How to Use Icons to Make Your Game Awesome
What the heck does that star mean? Or that question mark?
I guess I have to flip through the rules again…
You may not think about it too much, but iconography is such an important part of many games. When it’s done right, the game flow is seamless, but when it’s not straightforward you’ll be taken out of that flow by having to refer back to the rules or reference cards again and again.
If you want your players to have a better experience and maintain the flow of the game, it’s important to ensure that you’re using helpful symbols and icons, whether it be on your cards, boards, tiles, or other components in your game.
Here is an example of great use of icons in the game Barenpark:
Notice how the park tiles have symbols including wheelbarrows, cement mixers, construction vehicles, work crews, and bear pits.
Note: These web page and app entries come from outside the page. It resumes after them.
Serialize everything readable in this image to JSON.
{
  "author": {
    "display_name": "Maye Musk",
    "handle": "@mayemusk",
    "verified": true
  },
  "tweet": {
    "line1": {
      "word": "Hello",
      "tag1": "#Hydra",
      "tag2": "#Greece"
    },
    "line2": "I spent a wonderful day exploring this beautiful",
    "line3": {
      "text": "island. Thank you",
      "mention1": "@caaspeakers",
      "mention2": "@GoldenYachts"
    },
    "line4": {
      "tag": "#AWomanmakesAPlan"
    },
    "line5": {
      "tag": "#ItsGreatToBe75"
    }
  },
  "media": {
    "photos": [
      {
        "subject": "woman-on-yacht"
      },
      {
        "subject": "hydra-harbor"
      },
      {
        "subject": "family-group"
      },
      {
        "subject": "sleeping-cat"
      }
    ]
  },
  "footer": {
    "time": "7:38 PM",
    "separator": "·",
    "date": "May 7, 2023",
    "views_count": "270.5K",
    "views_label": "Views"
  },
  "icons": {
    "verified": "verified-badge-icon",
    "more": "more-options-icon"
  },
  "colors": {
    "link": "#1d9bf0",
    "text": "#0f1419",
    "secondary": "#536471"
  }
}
Each one of these is also represented on the main board to indicate where you can choose your next piece from based on which squares you covered in your bear park, or that you can add a new tile or bear statue to your park.
In addition, the main board shows how to easily set up the game without having to look through the rulebook. Based on the number of players, you select the pieces of certain values and include them on the main board.
Very simple. Very elegant.
Here’s another example from the game Forbidden Island:
It’s very easy to see which tiles you must travel to in order to collect any of the four treasures. Also, the player starting tiles and helicopter pad are easily distinguishable.
I just started working with a friend on a new game called Night Hawkers. I printed off a quick board to try out the concept and it felt okay, but a little bit dry.
Then I remembered what I had learned from these other games, and prototyped a much better board. I used these examples as an inspiration and made sure that all the spaces on the board were indicated clearly with the number of players, as well as which areas were active during the daytime and nighttime.
The next playtest was considerably better. Although the board was hand-drawn and not as attractive as the first version, it was much easier to understand and see what was going on.
What games have you played that have had really great iconography? What was it about the symbols and icons that made the game more intuitive and enjoyable?